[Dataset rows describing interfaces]
>>>>
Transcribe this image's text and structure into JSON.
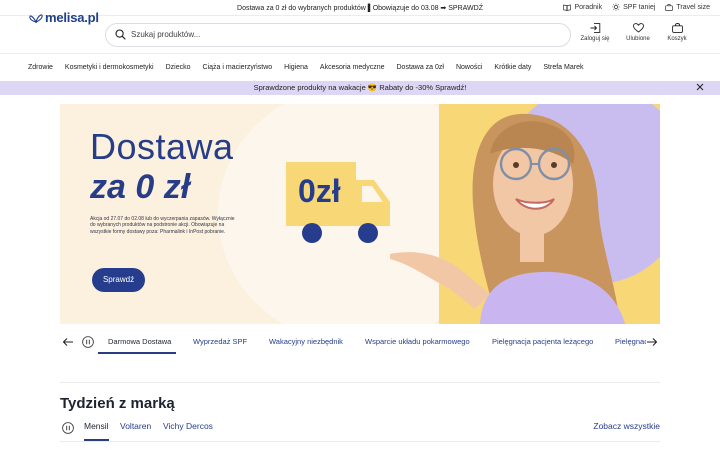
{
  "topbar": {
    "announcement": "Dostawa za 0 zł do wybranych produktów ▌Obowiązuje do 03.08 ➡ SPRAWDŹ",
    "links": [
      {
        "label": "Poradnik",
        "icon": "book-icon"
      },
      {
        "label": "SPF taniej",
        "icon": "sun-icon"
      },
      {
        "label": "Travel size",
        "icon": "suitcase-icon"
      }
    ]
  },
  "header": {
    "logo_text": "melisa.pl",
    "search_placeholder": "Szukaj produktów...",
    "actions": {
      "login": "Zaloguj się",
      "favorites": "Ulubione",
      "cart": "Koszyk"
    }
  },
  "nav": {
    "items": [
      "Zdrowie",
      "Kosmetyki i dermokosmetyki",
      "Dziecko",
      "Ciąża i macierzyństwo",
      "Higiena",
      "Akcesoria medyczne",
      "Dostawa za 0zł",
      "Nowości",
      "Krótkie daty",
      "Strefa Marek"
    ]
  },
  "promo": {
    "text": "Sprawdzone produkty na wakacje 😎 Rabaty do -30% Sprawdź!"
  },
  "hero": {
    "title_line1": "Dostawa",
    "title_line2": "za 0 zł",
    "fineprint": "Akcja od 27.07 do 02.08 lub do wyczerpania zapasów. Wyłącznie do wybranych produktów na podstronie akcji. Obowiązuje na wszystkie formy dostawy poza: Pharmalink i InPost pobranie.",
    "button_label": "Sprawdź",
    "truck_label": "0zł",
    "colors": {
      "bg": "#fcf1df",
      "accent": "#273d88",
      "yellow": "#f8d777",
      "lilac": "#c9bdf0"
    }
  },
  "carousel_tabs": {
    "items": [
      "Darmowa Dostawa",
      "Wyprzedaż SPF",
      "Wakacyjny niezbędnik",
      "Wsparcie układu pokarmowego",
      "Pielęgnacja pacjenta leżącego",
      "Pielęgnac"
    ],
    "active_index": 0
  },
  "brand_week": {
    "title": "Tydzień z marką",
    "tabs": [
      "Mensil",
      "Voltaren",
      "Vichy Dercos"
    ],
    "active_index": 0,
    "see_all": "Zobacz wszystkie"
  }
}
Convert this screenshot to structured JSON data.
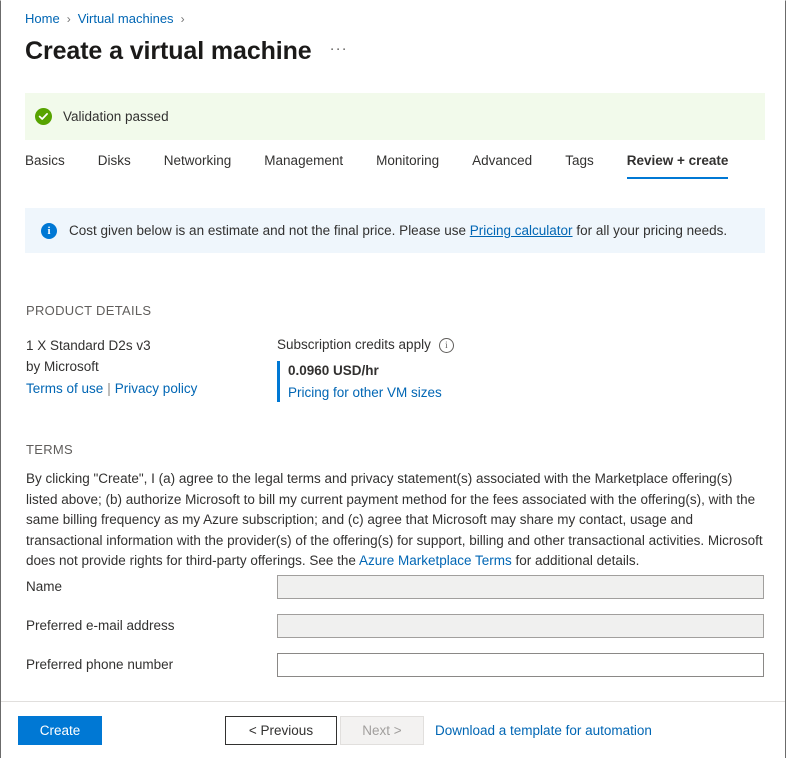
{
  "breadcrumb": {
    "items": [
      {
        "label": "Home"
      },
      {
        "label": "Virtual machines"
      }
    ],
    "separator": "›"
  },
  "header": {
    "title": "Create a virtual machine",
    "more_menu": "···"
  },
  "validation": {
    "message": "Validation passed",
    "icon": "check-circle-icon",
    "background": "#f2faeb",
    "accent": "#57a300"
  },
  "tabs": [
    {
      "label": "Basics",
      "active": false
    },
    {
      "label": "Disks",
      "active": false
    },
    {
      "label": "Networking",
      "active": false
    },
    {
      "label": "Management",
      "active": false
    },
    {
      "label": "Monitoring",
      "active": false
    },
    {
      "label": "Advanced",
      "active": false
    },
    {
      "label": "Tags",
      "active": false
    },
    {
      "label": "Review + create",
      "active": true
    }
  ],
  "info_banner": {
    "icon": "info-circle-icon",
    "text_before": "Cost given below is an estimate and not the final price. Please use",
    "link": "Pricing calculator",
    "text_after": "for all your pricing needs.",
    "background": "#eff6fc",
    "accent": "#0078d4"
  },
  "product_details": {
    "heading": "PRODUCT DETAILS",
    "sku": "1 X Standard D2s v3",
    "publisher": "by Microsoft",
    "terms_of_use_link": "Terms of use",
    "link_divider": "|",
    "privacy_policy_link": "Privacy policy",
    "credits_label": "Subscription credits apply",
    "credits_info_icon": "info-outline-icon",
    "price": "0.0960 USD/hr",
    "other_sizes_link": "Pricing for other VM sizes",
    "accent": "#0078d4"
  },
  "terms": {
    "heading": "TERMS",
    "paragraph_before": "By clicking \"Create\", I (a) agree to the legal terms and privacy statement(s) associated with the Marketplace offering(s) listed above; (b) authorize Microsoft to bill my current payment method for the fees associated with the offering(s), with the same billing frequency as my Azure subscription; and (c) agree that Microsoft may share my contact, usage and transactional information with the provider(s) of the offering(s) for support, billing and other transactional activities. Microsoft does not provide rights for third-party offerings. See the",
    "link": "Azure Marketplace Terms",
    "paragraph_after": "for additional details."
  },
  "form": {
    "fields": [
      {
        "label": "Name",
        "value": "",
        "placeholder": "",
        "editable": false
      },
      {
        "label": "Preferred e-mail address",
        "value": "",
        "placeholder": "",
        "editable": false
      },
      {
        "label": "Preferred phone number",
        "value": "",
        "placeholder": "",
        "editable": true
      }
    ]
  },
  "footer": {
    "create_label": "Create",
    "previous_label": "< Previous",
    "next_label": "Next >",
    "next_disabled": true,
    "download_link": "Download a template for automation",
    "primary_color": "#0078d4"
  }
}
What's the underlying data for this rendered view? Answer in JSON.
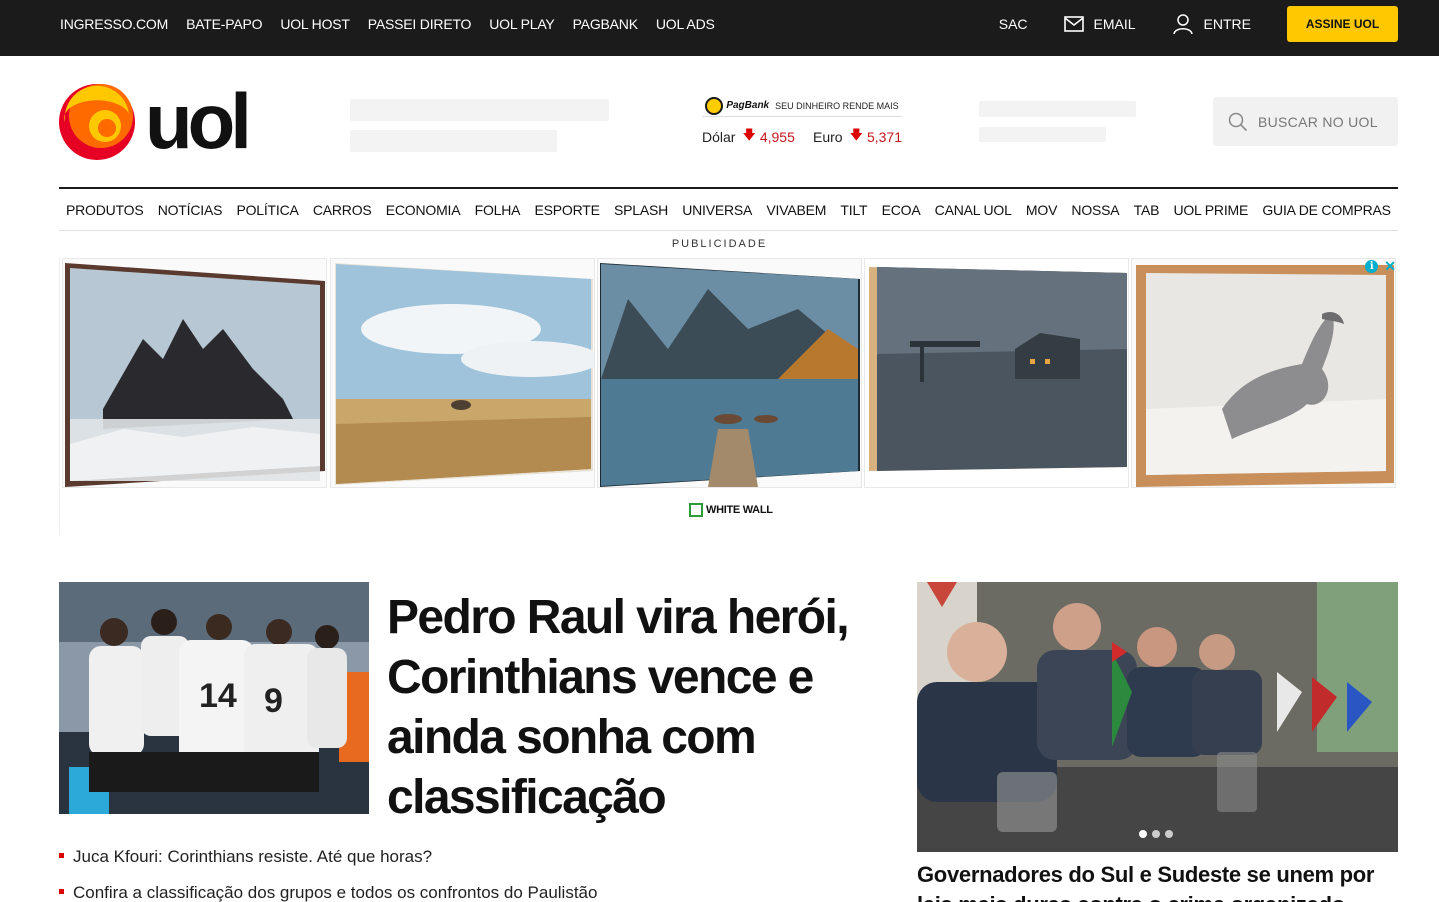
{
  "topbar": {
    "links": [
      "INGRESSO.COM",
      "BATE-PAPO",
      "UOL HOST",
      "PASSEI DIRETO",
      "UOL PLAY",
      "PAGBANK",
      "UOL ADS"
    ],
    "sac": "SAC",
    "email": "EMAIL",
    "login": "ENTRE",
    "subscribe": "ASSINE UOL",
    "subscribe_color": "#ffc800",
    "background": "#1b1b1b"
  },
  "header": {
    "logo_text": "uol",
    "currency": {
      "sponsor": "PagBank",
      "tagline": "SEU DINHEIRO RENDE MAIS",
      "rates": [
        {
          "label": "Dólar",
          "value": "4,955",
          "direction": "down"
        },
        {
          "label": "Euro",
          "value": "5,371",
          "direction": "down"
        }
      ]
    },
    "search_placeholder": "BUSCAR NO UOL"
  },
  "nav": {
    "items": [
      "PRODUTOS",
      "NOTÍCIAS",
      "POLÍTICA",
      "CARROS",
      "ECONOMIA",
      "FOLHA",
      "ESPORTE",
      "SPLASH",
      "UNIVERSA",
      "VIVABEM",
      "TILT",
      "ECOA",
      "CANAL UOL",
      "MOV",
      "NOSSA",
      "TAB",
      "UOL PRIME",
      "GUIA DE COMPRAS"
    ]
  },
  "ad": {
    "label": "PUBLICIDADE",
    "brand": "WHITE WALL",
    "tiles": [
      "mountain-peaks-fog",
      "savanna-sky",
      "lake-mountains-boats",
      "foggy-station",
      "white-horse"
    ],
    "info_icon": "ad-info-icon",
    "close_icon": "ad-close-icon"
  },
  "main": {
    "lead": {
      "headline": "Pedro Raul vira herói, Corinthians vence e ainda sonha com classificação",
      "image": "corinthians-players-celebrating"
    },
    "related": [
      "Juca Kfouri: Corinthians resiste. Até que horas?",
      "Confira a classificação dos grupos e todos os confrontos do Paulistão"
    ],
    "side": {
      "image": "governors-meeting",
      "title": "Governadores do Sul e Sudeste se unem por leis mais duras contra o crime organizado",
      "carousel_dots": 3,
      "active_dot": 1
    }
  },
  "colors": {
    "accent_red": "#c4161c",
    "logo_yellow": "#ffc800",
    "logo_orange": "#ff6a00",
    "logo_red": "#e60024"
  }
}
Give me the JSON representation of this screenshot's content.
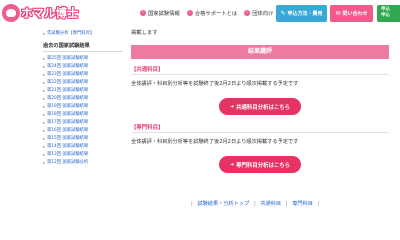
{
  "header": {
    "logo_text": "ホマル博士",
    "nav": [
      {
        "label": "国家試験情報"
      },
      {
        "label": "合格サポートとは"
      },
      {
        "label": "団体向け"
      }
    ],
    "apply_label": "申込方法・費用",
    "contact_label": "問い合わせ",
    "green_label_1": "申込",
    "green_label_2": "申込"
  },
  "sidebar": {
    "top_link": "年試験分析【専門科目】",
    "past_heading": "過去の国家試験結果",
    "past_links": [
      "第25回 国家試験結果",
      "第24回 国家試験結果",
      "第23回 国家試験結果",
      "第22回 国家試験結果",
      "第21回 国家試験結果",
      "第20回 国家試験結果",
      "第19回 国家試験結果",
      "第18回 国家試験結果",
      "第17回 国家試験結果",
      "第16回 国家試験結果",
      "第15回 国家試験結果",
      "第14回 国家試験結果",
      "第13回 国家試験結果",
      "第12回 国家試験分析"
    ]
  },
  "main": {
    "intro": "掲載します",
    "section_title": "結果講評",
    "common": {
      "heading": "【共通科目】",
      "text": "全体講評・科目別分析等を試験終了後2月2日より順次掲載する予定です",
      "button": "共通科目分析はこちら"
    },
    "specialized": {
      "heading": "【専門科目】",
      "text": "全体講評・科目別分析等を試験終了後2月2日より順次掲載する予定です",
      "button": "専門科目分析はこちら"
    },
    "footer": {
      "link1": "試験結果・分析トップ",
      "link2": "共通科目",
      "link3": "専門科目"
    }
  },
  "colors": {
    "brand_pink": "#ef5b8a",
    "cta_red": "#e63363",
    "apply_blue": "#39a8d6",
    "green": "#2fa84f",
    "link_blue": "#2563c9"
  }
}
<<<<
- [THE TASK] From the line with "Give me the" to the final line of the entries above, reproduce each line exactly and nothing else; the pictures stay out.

- [ANSWER TO THIS TASK]
Give me the JSON representation of this screenshot's content.
{
  "header": {
    "logo_text": "ホマル博士",
    "nav": [
      {
        "label": "国家試験情報"
      },
      {
        "label": "合格サポートとは"
      },
      {
        "label": "団体向け"
      }
    ],
    "apply_label": "申込方法・費用",
    "contact_label": "問い合わせ",
    "green_label_1": "申込",
    "green_label_2": "申込"
  },
  "sidebar": {
    "top_link": "年試験分析【専門科目】",
    "past_heading": "過去の国家試験結果",
    "past_links": [
      "第25回 国家試験結果",
      "第24回 国家試験結果",
      "第23回 国家試験結果",
      "第22回 国家試験結果",
      "第21回 国家試験結果",
      "第20回 国家試験結果",
      "第19回 国家試験結果",
      "第18回 国家試験結果",
      "第17回 国家試験結果",
      "第16回 国家試験結果",
      "第15回 国家試験結果",
      "第14回 国家試験結果",
      "第13回 国家試験結果",
      "第12回 国家試験分析"
    ]
  },
  "main": {
    "intro": "掲載します",
    "section_title": "結果講評",
    "common": {
      "heading": "【共通科目】",
      "text": "全体講評・科目別分析等を試験終了後2月2日より順次掲載する予定です",
      "button": "共通科目分析はこちら"
    },
    "specialized": {
      "heading": "【専門科目】",
      "text": "全体講評・科目別分析等を試験終了後2月2日より順次掲載する予定です",
      "button": "専門科目分析はこちら"
    },
    "footer": {
      "link1": "試験結果・分析トップ",
      "link2": "共通科目",
      "link3": "専門科目"
    }
  },
  "colors": {
    "brand_pink": "#ef5b8a",
    "cta_red": "#e63363",
    "apply_blue": "#39a8d6",
    "green": "#2fa84f",
    "link_blue": "#2563c9"
  }
}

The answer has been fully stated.